Dataset rows for apps and sites:
◆ ◆ ◆ ◆ ◆

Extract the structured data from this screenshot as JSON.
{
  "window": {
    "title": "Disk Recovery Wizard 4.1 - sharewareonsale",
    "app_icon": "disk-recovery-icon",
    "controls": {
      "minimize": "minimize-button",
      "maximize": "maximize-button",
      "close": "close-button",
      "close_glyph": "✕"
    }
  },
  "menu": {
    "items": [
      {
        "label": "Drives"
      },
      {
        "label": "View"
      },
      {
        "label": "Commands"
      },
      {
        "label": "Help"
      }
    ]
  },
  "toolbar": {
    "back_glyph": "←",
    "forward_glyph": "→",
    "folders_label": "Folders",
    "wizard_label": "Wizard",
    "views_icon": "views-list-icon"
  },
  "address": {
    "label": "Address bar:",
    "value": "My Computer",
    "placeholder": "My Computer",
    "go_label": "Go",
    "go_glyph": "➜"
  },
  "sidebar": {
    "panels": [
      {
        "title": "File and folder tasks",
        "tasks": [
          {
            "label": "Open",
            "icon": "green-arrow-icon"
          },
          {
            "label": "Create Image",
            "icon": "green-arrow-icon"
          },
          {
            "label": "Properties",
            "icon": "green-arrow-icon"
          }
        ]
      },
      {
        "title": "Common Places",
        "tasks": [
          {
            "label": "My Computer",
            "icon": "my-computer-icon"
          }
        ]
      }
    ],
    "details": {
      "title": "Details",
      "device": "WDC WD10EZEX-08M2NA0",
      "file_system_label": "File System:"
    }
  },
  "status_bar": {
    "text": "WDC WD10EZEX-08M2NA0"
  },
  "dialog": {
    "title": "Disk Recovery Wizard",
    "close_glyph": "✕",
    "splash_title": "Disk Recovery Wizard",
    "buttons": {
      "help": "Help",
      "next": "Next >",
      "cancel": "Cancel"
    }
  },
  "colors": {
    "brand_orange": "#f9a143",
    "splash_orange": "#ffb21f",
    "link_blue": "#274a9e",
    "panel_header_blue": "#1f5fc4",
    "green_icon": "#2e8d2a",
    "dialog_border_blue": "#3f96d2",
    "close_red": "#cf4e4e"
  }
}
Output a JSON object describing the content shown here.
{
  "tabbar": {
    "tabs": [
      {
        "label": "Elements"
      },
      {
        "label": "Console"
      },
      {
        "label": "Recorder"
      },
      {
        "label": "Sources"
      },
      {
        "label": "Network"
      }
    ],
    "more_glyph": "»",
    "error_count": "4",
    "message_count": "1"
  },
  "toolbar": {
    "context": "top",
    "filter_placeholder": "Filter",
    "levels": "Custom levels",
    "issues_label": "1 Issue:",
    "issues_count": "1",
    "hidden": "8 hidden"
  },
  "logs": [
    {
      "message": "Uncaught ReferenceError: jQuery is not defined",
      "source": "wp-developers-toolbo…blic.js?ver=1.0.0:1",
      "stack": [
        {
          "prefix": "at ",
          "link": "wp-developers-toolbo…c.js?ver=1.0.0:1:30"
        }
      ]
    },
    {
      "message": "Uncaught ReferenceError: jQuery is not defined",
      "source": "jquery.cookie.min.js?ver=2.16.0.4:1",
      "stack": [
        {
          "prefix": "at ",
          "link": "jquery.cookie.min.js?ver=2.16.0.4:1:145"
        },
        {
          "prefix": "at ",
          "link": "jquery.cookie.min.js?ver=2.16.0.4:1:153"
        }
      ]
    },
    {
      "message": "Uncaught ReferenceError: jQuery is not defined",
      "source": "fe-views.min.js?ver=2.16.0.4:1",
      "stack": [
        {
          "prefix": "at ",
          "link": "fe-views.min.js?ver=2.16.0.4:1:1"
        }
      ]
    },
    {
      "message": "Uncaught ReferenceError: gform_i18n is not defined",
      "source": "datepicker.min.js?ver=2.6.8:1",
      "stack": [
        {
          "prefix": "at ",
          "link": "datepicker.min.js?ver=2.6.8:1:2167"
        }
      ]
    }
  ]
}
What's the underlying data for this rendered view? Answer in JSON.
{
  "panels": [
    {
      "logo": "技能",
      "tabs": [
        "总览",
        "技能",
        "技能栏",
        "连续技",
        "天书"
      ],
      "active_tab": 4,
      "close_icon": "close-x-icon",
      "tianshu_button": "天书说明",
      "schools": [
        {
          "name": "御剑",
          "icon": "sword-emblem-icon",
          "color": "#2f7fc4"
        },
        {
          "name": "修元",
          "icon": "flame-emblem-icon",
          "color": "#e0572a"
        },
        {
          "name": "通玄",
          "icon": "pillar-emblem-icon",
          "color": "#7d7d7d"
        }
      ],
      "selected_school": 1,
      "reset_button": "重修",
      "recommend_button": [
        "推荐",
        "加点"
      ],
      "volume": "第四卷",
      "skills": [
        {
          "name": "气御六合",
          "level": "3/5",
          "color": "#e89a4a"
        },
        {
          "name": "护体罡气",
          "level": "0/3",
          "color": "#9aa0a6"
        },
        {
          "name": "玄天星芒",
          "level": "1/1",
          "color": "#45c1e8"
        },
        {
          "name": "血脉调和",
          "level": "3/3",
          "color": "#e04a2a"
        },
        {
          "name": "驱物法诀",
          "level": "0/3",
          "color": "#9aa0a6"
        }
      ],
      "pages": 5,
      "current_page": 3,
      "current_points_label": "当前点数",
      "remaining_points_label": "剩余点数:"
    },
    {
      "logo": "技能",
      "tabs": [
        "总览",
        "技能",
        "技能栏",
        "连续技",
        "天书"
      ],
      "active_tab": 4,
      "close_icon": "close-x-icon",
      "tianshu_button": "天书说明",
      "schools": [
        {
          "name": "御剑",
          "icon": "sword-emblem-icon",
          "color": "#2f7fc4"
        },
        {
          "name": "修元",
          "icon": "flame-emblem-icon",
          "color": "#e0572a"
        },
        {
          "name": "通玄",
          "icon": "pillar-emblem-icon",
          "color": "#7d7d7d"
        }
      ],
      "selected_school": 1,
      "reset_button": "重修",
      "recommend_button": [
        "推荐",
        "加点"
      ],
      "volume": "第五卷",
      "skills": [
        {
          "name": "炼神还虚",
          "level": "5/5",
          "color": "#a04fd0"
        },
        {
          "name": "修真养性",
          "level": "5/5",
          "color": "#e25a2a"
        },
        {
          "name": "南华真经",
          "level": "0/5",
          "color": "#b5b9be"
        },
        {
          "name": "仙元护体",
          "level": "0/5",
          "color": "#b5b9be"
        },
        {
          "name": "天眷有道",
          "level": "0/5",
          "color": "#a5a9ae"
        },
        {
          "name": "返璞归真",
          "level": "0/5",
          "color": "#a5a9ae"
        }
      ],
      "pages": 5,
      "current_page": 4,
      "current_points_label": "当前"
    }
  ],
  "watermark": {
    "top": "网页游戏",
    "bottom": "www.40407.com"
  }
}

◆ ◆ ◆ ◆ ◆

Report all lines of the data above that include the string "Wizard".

**Result**.
    "title": "Disk Recovery Wizard 4.1 - sharewareonsale",
    "wizard_label": "Wizard",
    "title": "Disk Recovery Wizard",
    "splash_title": "Disk Recovery Wizard",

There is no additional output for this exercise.